Well… I promised you in my Chewy Pumpkin Spice Chocolate Chip Cookies recipe a couple of weeks ago that this year’s personal “pumpkin patch” is not over 😉. With that in mind, let me introduce you to this Wild Rice Salad with Roasted Butternut Squash. Or, as I also like to call it: Sunshine on a plate 🤗.
I mean – look at those beautiful colors 🥰!! The bright orange shines from both the carrots and the roasted butternut squash. Then you have the gorgeous dark tones from the wild rice, coupled with green from the celery, peas, and cilantro. Topped off with a bit of white from the feta cheese (which you could totally omit if you do not eat dairy). The best part? It tastes as good – if not better – than it looks!! This Wild Rice Salad with Roasted Butternut Squash has so many different textures and is held together by the creamiest, dreamiest miso dressing. It seriously brings the dish to life and lifts it to another level. In case it was not clear to you – I am obsessed with this salad 🤣.
Admittedly, this is not the quickest salad in the world to make. However, you can prep everything whilst you are waiting for the squash to roast and for the wild rice to cook. It is definitely a very satisfying, taste-bud-hitting meal, which will leave your belly dancing with happiness. So – it is worth the wait. It also makes quite a large amount. That is, of course, unless you have friends over who cannot get enough and gobble up your lunch for the next day (🙋🏼♀️me on Tuesday night 🤣).

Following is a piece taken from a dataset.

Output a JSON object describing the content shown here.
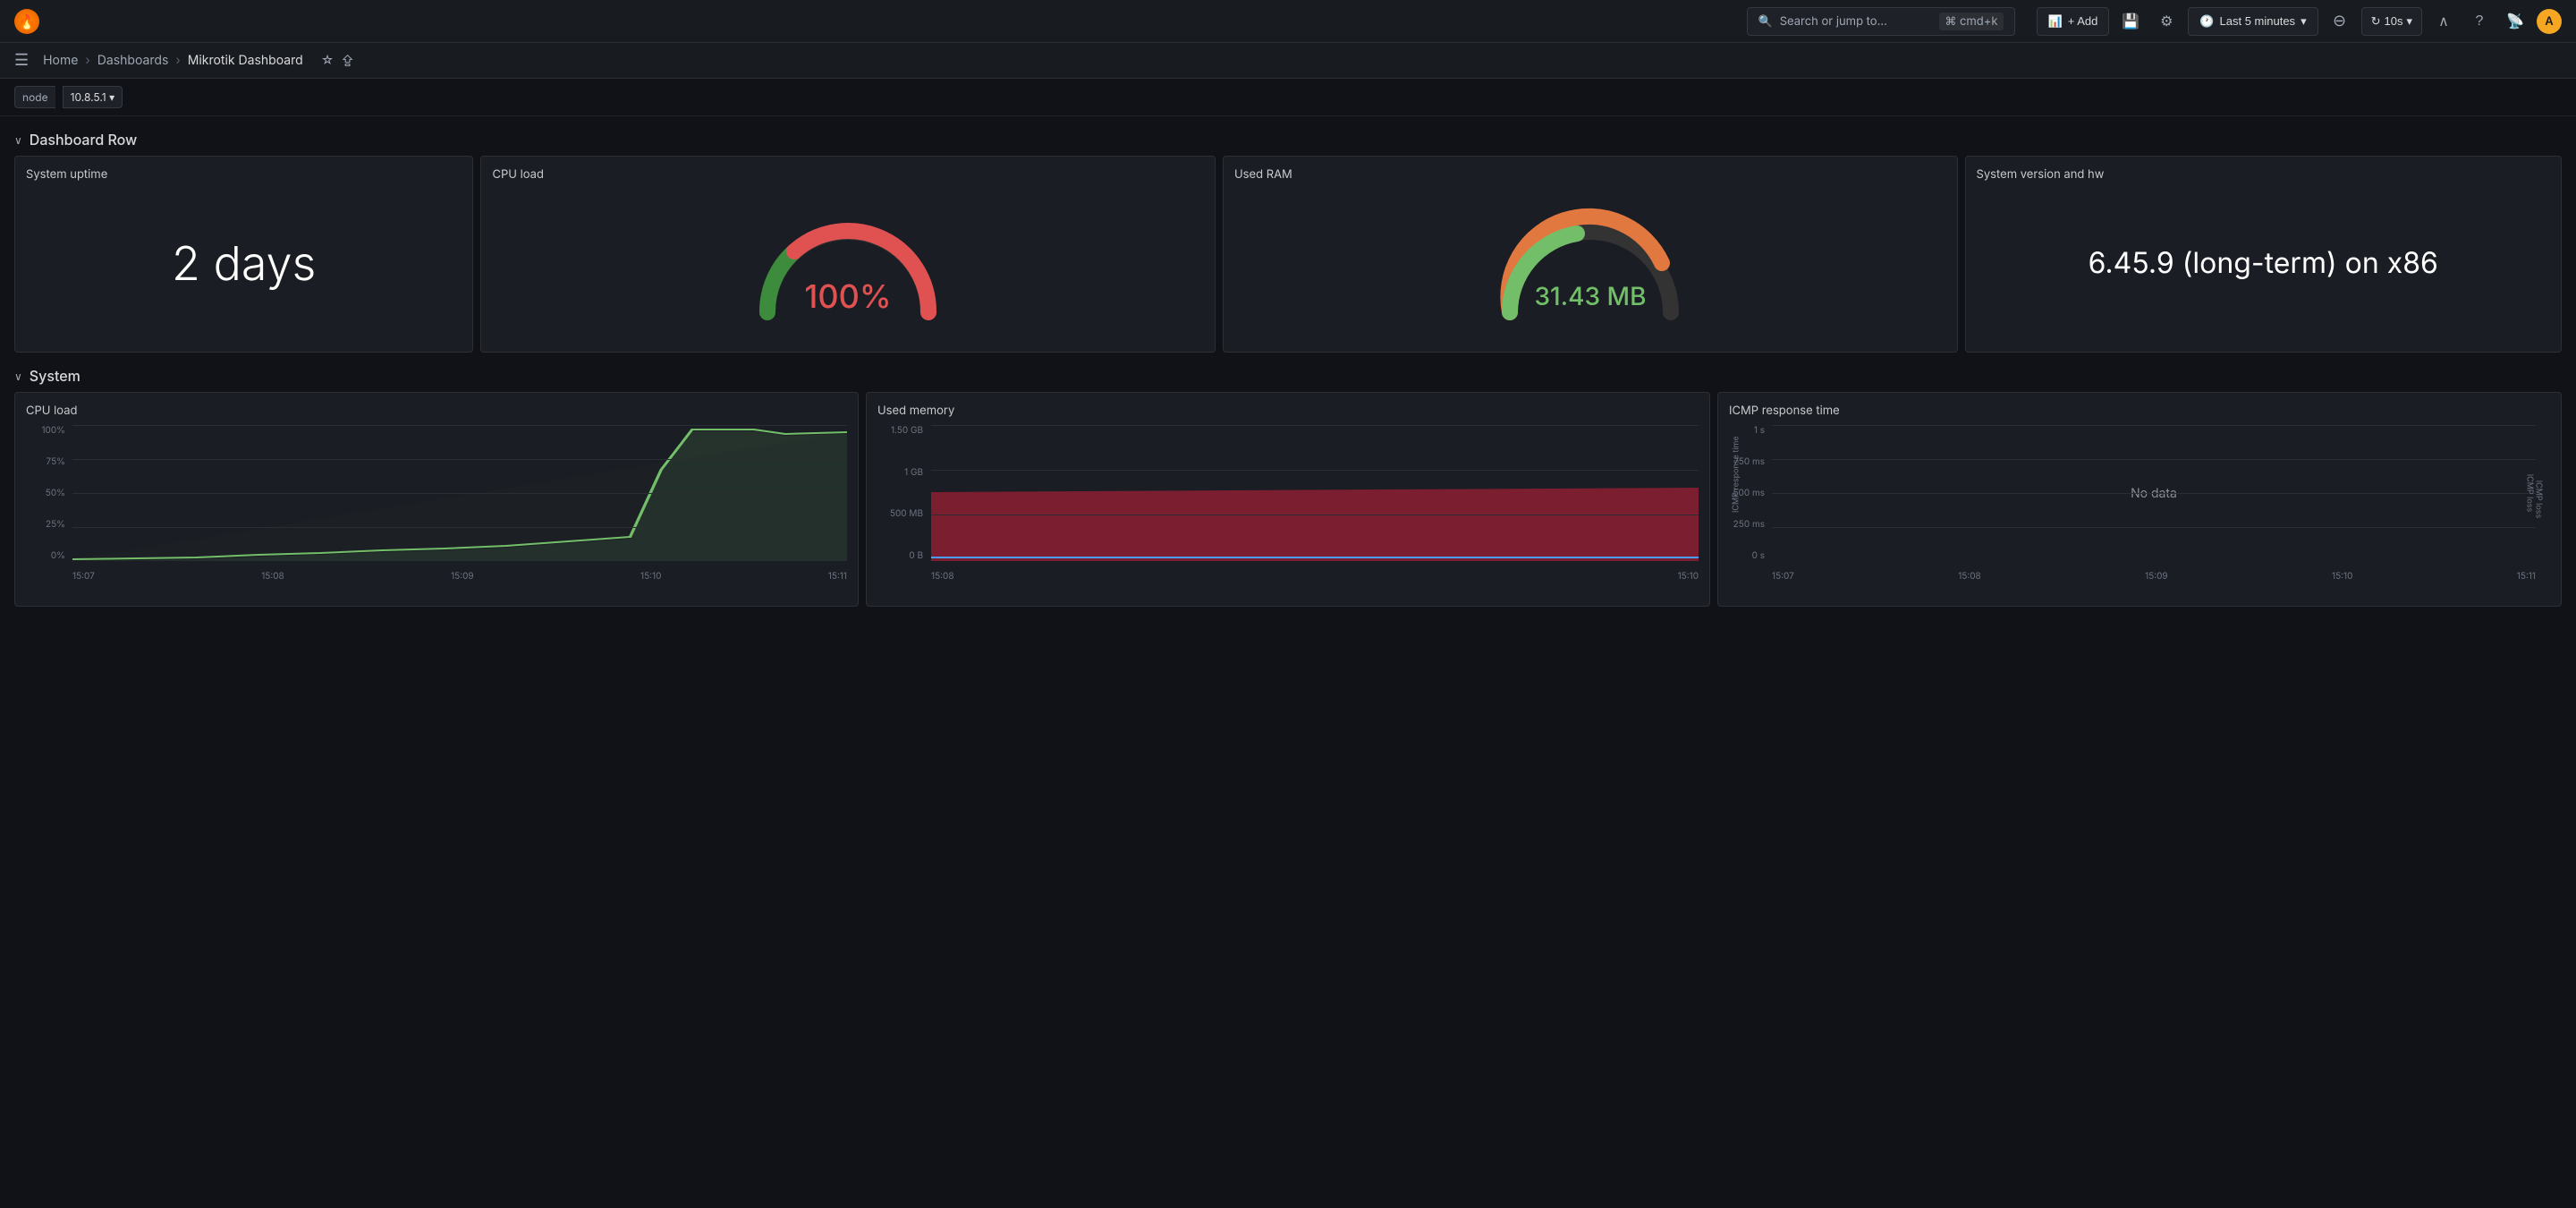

Why is Wild Rice Salad with Roasted Butternut Squash good for you?
Wild rice grows in shallow freshwater, along the shores and streams of lakes. It cooks and looks similar to white rice, but technically the two are not related. Its nutritional profile is also different, containing a lot more fiber and protein, as well as essential vitamins and minerals, such as Vitamin B6 and B9, Magnesium, Phosphorous, Manganese, Zinc, and Copper. Both the soluble and insoluble fiber in wild rice promotes digestion and offers a healthy feeding ground for good-gut bacteria in your gut.
Wild rice contains a high amount of antioxidants, as well as phenolic plant compounds. Most studies compare Wild rice’s antioxidant power to that of regular rice and found that it is about 30 times higher (!!). There is also emerging evidence on Wild rice’s ability to protect your heart. In studies on rats who were primarily fed a saturated fat diet, wild rice inhibited the triglyceride levels to go up, as well as total cholesterol levels. Certainly, more research needs to be done in this area, but the initial indicators are promising!
Good, old celery. Remember when a few years ago it felt like everyone jumped on a celery juice trend and you had to fork out a small fortune for a bunch of celery? Luckily, we moved on a bit. Celery belongs to the same family as carrots, parsnip, parsley, and celeriac. Celery is crunchy and has quite a distinct taste. It adds great crunch and flavor to this Wild Rice with Roasted Butternut Squash salad. Celery contains quite a bit of dietary fiber. It also contains a plant compound called “apigenin”. This compound is known in traditional Chinese Medicine as anti-inflammatory, anti-viral, and anti-bacterial. In addition, it contains a range of antioxidants and may even have properties that combat cancer. Again, more research needs to go into celery and its health benefits, but whole food vegetables are always a great addition to any diet – especially when being this tasty!
I love Coriander. I know it is not everyone’s cup of tea, but almost all herbs (I have yet to find one that does not – but I am still learning 😉) have amazing health benefits and coriander is no exception on this front. Coriander actually belongs to the same plant family as celery. The dark-green leaves indicate that Coriander is high in Vitamin K. Vitamin K is an important vitamin, which helps with bone metabolism, blood calcium levels, and (quite important!!) the ability for your blood to clot. Coriander is anti-inflammatory and anti-fungal, and also appears to be able to relieve certain types of pain. In test-tube studies, Coriander was able to inhibit the growth of certain cancer cells. It is currently unclear though, whether the same effect could be replicated in humans. Some studies also suggest that Coriander can reduce sun damage caused by UVB light rays. As I said in the beginning – this is a small, but mighty, herb.
How can I adjust this recipe to my dietary requirements?
This recipe is vegetarian, gluten-free, and nut-free. It can easily be adjusted to be made vegan by making the following changes: 1. Omit the feta cheese, 2. use olive oil for cooking your onions and wild rice, 3. swap the honey for maple syrup.
I hope you will fall in love with this salad as much as I did (and am!! Still very much a present state 😉). I have a strong feeling that we will be making this again over the weekend 🤗. Please let me know how you get on – either in the comments below 👇🏻, or over on Instagram. I cannot wait to hear what you think!! Happy cooking everyone 🌺.